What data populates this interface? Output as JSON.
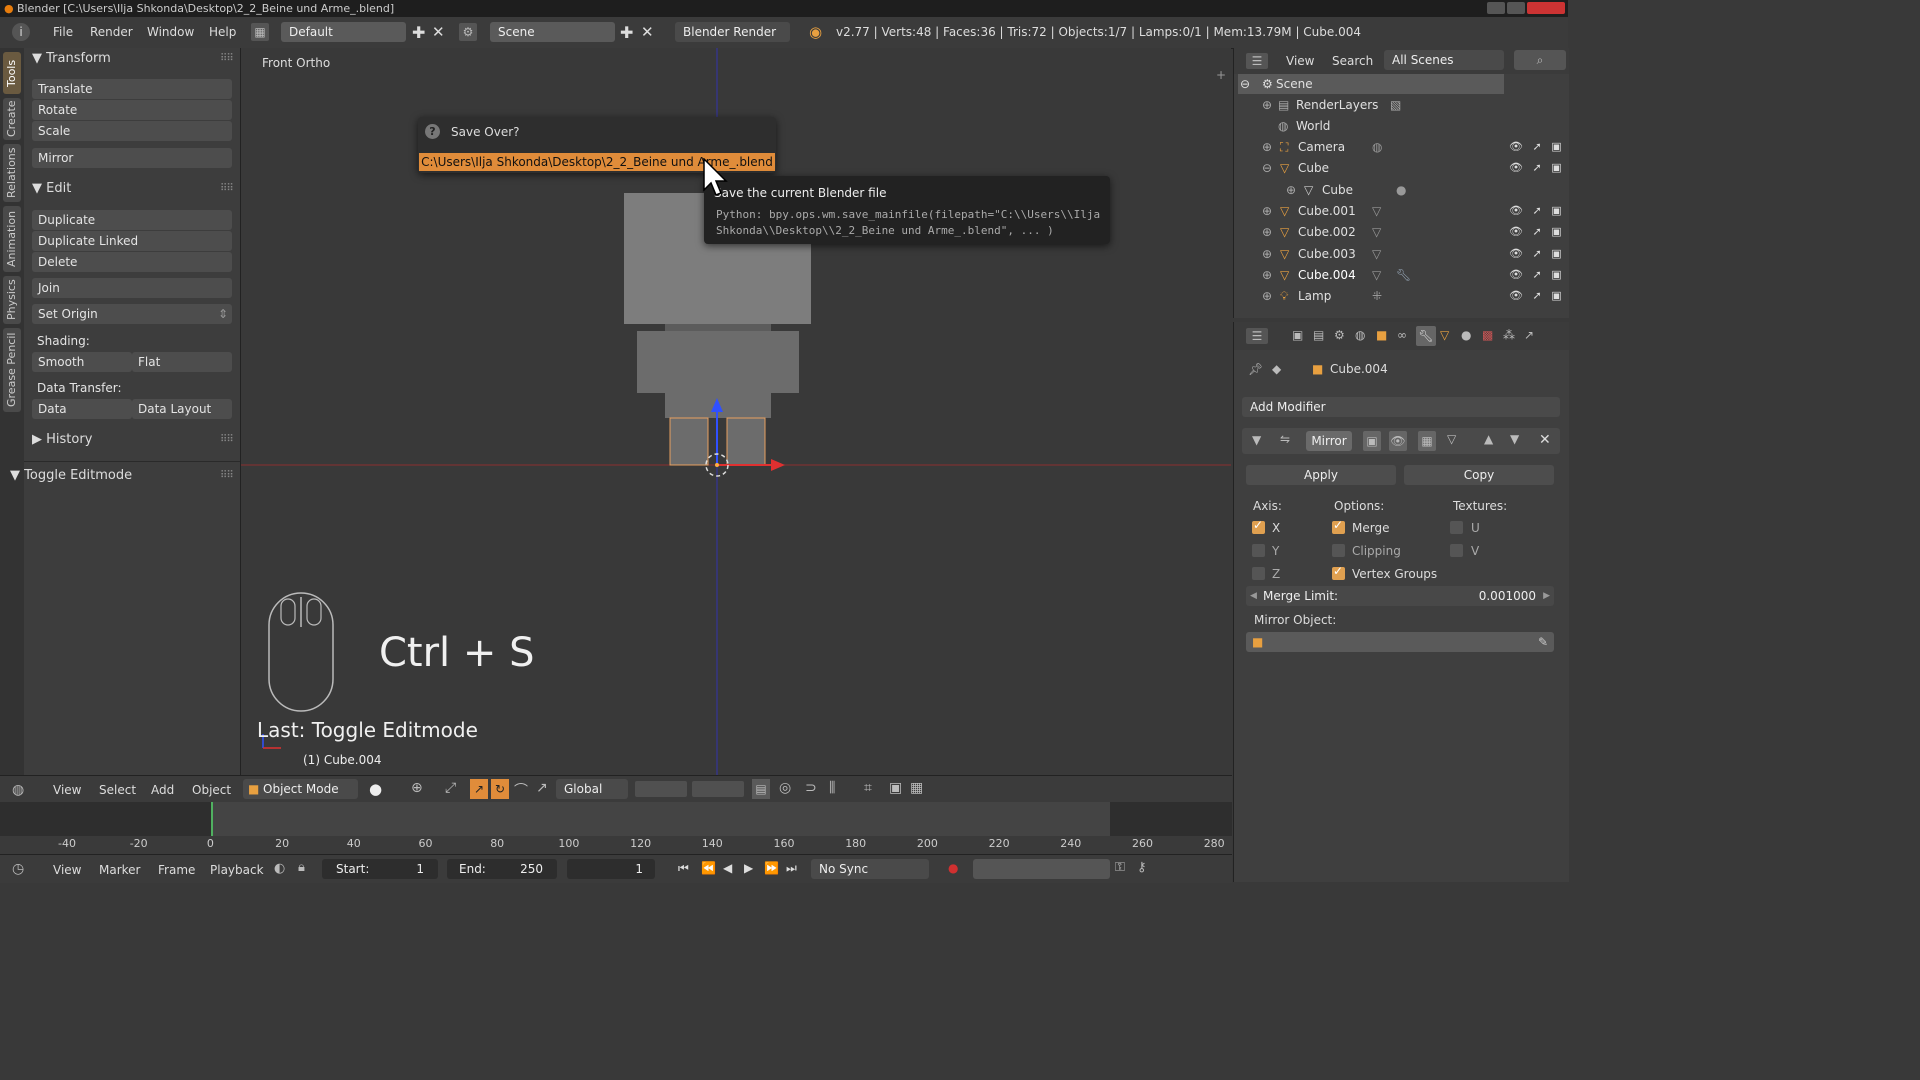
{
  "window_title": "Blender [C:\\Users\\Ilja Shkonda\\Desktop\\2_2_Beine und Arme_.blend]",
  "top_menu": [
    "File",
    "Render",
    "Window",
    "Help"
  ],
  "screen_layout": "Default",
  "scene": "Scene",
  "render_engine": "Blender Render",
  "stats": "v2.77 | Verts:48 | Faces:36 | Tris:72 | Objects:1/7 | Lamps:0/1 | Mem:13.79M | Cube.004",
  "tool_tabs": [
    "Tools",
    "Create",
    "Relations",
    "Animation",
    "Physics",
    "Grease Pencil"
  ],
  "toolshelf": {
    "transform_header": "Transform",
    "translate": "Translate",
    "rotate": "Rotate",
    "scale": "Scale",
    "mirror": "Mirror",
    "edit_header": "Edit",
    "duplicate": "Duplicate",
    "duplicate_linked": "Duplicate Linked",
    "delete": "Delete",
    "join": "Join",
    "set_origin": "Set Origin",
    "shading_label": "Shading:",
    "smooth": "Smooth",
    "flat": "Flat",
    "data_transfer_label": "Data Transfer:",
    "data": "Data",
    "data_layout": "Data Layout",
    "history_header": "History",
    "toggle_editmode_header": "Toggle Editmode"
  },
  "viewport": {
    "view_name": "Front Ortho",
    "shortcut_overlay": "Ctrl + S",
    "last_operator": "Last: Toggle Editmode",
    "object_info": "(1) Cube.004"
  },
  "popup": {
    "title": "Save Over?",
    "filepath": "C:\\Users\\Ilja Shkonda\\Desktop\\2_2_Beine und Arme_.blend"
  },
  "tooltip": {
    "title": "Save the current Blender file",
    "python_line1": "Python: bpy.ops.wm.save_mainfile(filepath=\"C:\\\\Users\\\\Ilja",
    "python_line2": "Shkonda\\\\Desktop\\\\2_2_Beine und Arme_.blend\", ... )"
  },
  "viewport_header": {
    "view": "View",
    "select": "Select",
    "add": "Add",
    "object": "Object",
    "mode": "Object Mode",
    "orientation": "Global"
  },
  "timeline": {
    "ticks": [
      "-40",
      "-20",
      "0",
      "20",
      "40",
      "60",
      "80",
      "100",
      "120",
      "140",
      "160",
      "180",
      "200",
      "220",
      "240",
      "260",
      "280"
    ],
    "view": "View",
    "marker": "Marker",
    "frame": "Frame",
    "playback": "Playback",
    "start_label": "Start:",
    "start_value": "1",
    "end_label": "End:",
    "end_value": "250",
    "current_frame": "1",
    "sync": "No Sync"
  },
  "outliner": {
    "view": "View",
    "search": "Search",
    "filter": "All Scenes",
    "items": [
      "Scene",
      "RenderLayers",
      "World",
      "Camera",
      "Cube",
      "Cube",
      "Cube.001",
      "Cube.002",
      "Cube.003",
      "Cube.004",
      "Lamp"
    ]
  },
  "properties": {
    "object_name": "Cube.004",
    "add_modifier": "Add Modifier",
    "modifier_name": "Mirror",
    "apply": "Apply",
    "copy": "Copy",
    "axis_label": "Axis:",
    "options_label": "Options:",
    "textures_label": "Textures:",
    "x": "X",
    "y": "Y",
    "z": "Z",
    "merge": "Merge",
    "clipping": "Clipping",
    "vertex_groups": "Vertex Groups",
    "u": "U",
    "v": "V",
    "merge_limit_label": "Merge Limit:",
    "merge_limit_value": "0.001000",
    "mirror_object_label": "Mirror Object:"
  }
}
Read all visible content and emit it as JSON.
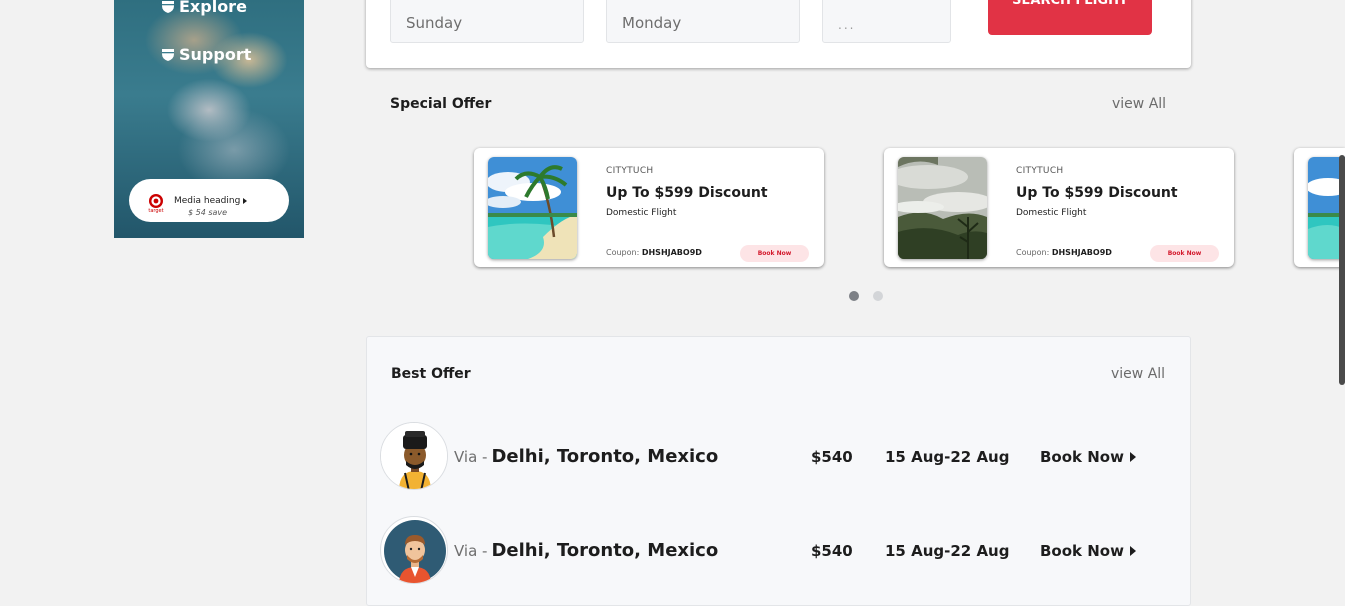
{
  "sidebar": {
    "nav": [
      {
        "label": "Explore",
        "icon": "shield-icon"
      },
      {
        "label": "Support",
        "icon": "shield-icon"
      }
    ],
    "media": {
      "logo_text": "target",
      "heading": "Media heading",
      "save": "$ 54 save"
    }
  },
  "search": {
    "fields": [
      {
        "value": "Sunday"
      },
      {
        "value": "Monday"
      },
      {
        "value": "..."
      }
    ],
    "button_label": "SEARCH FLIGHT"
  },
  "special_offer": {
    "title": "Special Offer",
    "view_all": "view All",
    "cards": [
      {
        "brand": "CITYTUCH",
        "title": "Up To $599 Discount",
        "subtitle": "Domestic Flight",
        "coupon_label": "Coupon:",
        "coupon_code": "DHSHJABO9D",
        "button": "Book Now"
      },
      {
        "brand": "CITYTUCH",
        "title": "Up To $599 Discount",
        "subtitle": "Domestic Flight",
        "coupon_label": "Coupon:",
        "coupon_code": "DHSHJABO9D",
        "button": "Book Now"
      }
    ],
    "carousel": {
      "pages": 2,
      "active": 1
    }
  },
  "best_offer": {
    "title": "Best Offer",
    "view_all": "view All",
    "rows": [
      {
        "via": "Via -",
        "destinations": "Delhi, Toronto, Mexico",
        "price": "$540",
        "dates": "15 Aug-22 Aug",
        "button": "Book Now"
      },
      {
        "via": "Via -",
        "destinations": "Delhi, Toronto, Mexico",
        "price": "$540",
        "dates": "15 Aug-22 Aug",
        "button": "Book Now"
      }
    ]
  },
  "colors": {
    "accent_red": "#e13345",
    "book_pill_bg": "#fde4e6",
    "dot_active": "#7d8086",
    "dot_inactive": "#d3d5d8"
  }
}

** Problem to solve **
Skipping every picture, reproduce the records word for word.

** Exercise result **
What data populates this interface? Output as JSON.
{
  "window_title": "Blender [C:\\Users\\Ilja Shkonda\\Desktop\\2_2_Beine und Arme_.blend]",
  "top_menu": [
    "File",
    "Render",
    "Window",
    "Help"
  ],
  "screen_layout": "Default",
  "scene": "Scene",
  "render_engine": "Blender Render",
  "stats": "v2.77 | Verts:48 | Faces:36 | Tris:72 | Objects:1/7 | Lamps:0/1 | Mem:13.79M | Cube.004",
  "tool_tabs": [
    "Tools",
    "Create",
    "Relations",
    "Animation",
    "Physics",
    "Grease Pencil"
  ],
  "toolshelf": {
    "transform_header": "Transform",
    "translate": "Translate",
    "rotate": "Rotate",
    "scale": "Scale",
    "mirror": "Mirror",
    "edit_header": "Edit",
    "duplicate": "Duplicate",
    "duplicate_linked": "Duplicate Linked",
    "delete": "Delete",
    "join": "Join",
    "set_origin": "Set Origin",
    "shading_label": "Shading:",
    "smooth": "Smooth",
    "flat": "Flat",
    "data_transfer_label": "Data Transfer:",
    "data": "Data",
    "data_layout": "Data Layout",
    "history_header": "History",
    "toggle_editmode_header": "Toggle Editmode"
  },
  "viewport": {
    "view_name": "Front Ortho",
    "shortcut_overlay": "Ctrl + S",
    "last_operator": "Last: Toggle Editmode",
    "object_info": "(1) Cube.004"
  },
  "popup": {
    "title": "Save Over?",
    "filepath": "C:\\Users\\Ilja Shkonda\\Desktop\\2_2_Beine und Arme_.blend"
  },
  "tooltip": {
    "title": "Save the current Blender file",
    "python_line1": "Python: bpy.ops.wm.save_mainfile(filepath=\"C:\\\\Users\\\\Ilja",
    "python_line2": "Shkonda\\\\Desktop\\\\2_2_Beine und Arme_.blend\", ... )"
  },
  "viewport_header": {
    "view": "View",
    "select": "Select",
    "add": "Add",
    "object": "Object",
    "mode": "Object Mode",
    "orientation": "Global"
  },
  "timeline": {
    "ticks": [
      "-40",
      "-20",
      "0",
      "20",
      "40",
      "60",
      "80",
      "100",
      "120",
      "140",
      "160",
      "180",
      "200",
      "220",
      "240",
      "260",
      "280"
    ],
    "view": "View",
    "marker": "Marker",
    "frame": "Frame",
    "playback": "Playback",
    "start_label": "Start:",
    "start_value": "1",
    "end_label": "End:",
    "end_value": "250",
    "current_frame": "1",
    "sync": "No Sync"
  },
  "outliner": {
    "view": "View",
    "search": "Search",
    "filter": "All Scenes",
    "items": [
      "Scene",
      "RenderLayers",
      "World",
      "Camera",
      "Cube",
      "Cube",
      "Cube.001",
      "Cube.002",
      "Cube.003",
      "Cube.004",
      "Lamp"
    ]
  },
  "properties": {
    "object_name": "Cube.004",
    "add_modifier": "Add Modifier",
    "modifier_name": "Mirror",
    "apply": "Apply",
    "copy": "Copy",
    "axis_label": "Axis:",
    "options_label": "Options:",
    "textures_label": "Textures:",
    "x": "X",
    "y": "Y",
    "z": "Z",
    "merge": "Merge",
    "clipping": "Clipping",
    "vertex_groups": "Vertex Groups",
    "u": "U",
    "v": "V",
    "merge_limit_label": "Merge Limit:",
    "merge_limit_value": "0.001000",
    "mirror_object_label": "Mirror Object:"
  }
}
Read all visible content and emit it as JSON.
{
  "sidebar": {
    "nav": [
      {
        "label": "Explore",
        "icon": "shield-icon"
      },
      {
        "label": "Support",
        "icon": "shield-icon"
      }
    ],
    "media": {
      "logo_text": "target",
      "heading": "Media heading",
      "save": "$ 54 save"
    }
  },
  "search": {
    "fields": [
      {
        "value": "Sunday"
      },
      {
        "value": "Monday"
      },
      {
        "value": "..."
      }
    ],
    "button_label": "SEARCH FLIGHT"
  },
  "special_offer": {
    "title": "Special Offer",
    "view_all": "view All",
    "cards": [
      {
        "brand": "CITYTUCH",
        "title": "Up To $599 Discount",
        "subtitle": "Domestic Flight",
        "coupon_label": "Coupon:",
        "coupon_code": "DHSHJABO9D",
        "button": "Book Now"
      },
      {
        "brand": "CITYTUCH",
        "title": "Up To $599 Discount",
        "subtitle": "Domestic Flight",
        "coupon_label": "Coupon:",
        "coupon_code": "DHSHJABO9D",
        "button": "Book Now"
      }
    ],
    "carousel": {
      "pages": 2,
      "active": 1
    }
  },
  "best_offer": {
    "title": "Best Offer",
    "view_all": "view All",
    "rows": [
      {
        "via": "Via -",
        "destinations": "Delhi, Toronto, Mexico",
        "price": "$540",
        "dates": "15 Aug-22 Aug",
        "button": "Book Now"
      },
      {
        "via": "Via -",
        "destinations": "Delhi, Toronto, Mexico",
        "price": "$540",
        "dates": "15 Aug-22 Aug",
        "button": "Book Now"
      }
    ]
  },
  "colors": {
    "accent_red": "#e13345",
    "book_pill_bg": "#fde4e6",
    "dot_active": "#7d8086",
    "dot_inactive": "#d3d5d8"
  }
}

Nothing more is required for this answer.